courthouse structure was nothing short of amazing. There were
huge surprises at every turn between March and December.
The residents of Mount Pulaski demonstrated how
hard they are willing to work to preserve this historic treasure.
In Mount Pulaski, they are raising their kids
right. Who will forget those amazing third-graders who inspired the
community with their belief, "Kids can make a difference!" The
children boldly paved the way. The kids recognized the courthouse as
a heritage that must be preserved.
Beginning in March, the children launched
an attention-getting, highly successful, nationwide campaign, "Save
the Courthouse," inspiring the whole community to get on board and
tackle what began as a seemingly insurmountable task.
Mount Pulaski 3rd-graders' stunning
'Courthouse Cash' raises praises
The Mount Pulaski Courthouse responsibilities
were taken over from the state in 2012 in order to preserve this
essential part of Logan County history. Mount Pulaski citizens,
under the auspices of the Mount Pulaski Courthouse Foundation, began
raising funds to restore the rapidly deteriorating structure for its
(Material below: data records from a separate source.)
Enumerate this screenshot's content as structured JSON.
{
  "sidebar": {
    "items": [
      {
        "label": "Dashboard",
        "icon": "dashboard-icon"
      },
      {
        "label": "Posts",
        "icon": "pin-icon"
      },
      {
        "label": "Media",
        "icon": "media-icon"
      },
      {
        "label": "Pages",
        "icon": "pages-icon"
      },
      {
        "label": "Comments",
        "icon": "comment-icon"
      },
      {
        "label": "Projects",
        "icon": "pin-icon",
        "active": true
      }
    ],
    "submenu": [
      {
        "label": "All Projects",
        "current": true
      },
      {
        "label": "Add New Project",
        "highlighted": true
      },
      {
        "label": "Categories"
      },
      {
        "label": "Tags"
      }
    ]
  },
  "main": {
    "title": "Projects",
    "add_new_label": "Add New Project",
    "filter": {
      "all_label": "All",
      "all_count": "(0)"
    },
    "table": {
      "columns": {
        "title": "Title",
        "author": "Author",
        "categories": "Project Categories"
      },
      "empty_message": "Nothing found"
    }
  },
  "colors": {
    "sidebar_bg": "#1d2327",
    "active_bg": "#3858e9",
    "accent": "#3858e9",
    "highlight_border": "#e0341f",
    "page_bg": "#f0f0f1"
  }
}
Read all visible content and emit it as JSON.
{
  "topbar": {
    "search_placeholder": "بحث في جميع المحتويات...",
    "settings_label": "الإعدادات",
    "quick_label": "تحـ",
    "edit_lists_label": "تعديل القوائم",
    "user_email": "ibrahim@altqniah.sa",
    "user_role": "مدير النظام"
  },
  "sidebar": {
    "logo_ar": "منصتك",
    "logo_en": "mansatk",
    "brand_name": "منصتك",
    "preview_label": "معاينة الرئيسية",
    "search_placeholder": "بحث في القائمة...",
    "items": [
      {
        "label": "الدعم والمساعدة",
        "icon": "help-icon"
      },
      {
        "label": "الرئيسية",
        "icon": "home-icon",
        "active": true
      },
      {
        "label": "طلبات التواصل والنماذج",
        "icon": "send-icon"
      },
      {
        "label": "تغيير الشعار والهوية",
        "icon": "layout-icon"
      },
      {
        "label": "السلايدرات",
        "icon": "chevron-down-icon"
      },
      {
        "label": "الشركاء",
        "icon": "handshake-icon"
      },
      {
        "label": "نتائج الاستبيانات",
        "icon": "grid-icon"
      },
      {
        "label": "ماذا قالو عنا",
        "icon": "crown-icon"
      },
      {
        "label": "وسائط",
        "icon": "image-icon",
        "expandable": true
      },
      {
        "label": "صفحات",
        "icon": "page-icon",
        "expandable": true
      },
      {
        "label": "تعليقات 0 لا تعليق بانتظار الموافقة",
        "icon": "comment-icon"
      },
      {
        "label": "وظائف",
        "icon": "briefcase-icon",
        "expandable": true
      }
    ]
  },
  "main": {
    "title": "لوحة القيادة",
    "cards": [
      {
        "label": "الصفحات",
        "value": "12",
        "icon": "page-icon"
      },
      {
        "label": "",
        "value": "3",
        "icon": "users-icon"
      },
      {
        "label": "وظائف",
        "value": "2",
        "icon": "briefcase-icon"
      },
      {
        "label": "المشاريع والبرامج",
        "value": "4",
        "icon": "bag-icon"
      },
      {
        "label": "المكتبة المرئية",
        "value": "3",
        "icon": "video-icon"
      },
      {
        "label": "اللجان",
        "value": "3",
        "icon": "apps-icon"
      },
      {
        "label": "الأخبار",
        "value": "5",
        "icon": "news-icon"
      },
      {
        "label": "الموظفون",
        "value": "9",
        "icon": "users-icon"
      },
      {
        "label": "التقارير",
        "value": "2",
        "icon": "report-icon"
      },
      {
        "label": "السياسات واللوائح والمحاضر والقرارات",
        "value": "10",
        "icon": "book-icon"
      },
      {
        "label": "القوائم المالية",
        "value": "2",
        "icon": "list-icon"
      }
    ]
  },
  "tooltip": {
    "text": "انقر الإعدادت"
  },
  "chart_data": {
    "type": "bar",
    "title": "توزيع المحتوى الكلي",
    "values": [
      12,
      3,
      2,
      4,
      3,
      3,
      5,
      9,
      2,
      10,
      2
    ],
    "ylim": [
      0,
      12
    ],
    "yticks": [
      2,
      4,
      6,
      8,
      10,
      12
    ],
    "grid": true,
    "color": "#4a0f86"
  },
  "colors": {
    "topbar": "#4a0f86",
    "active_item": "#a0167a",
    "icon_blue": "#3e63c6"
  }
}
preservation for future generations.
The Mount Pulaski Courthouse is on both the
state and national Looking for Lincoln tourism trails.
This year the foundation attained a federal
grant as part of the Abraham Lincoln National Heritage Area that
would help with inside humidity control and to support volunteer
work on the structure, which was then celebrated with a street fest
on June 28.
3 Logan County groups receive Looking for
Lincoln Heritage Coalition grants
Mount Pulaski sees a near-perfect night for a
Article written by Phil Bertoni tells the story of a
The street fair included a 5K fundraiser for
Michael Stauffer, who is beating cancer.
and captions by LDN Cady Lowery.
Album 1 | Album
In October, the work completed in the
courthouse was being celebrated and enjoyed.
Courthouse gives back to the community through a Halloween party
The year was capped by the Christmas Festival
of Trees fundraiser.
Saving the best for last, there was reason for
more big celebration during the festival when it was announced that
Waldo and Rosalie Bertoni secured the courthouse future for some
years by leaving $250,000 to the courthouse foundation.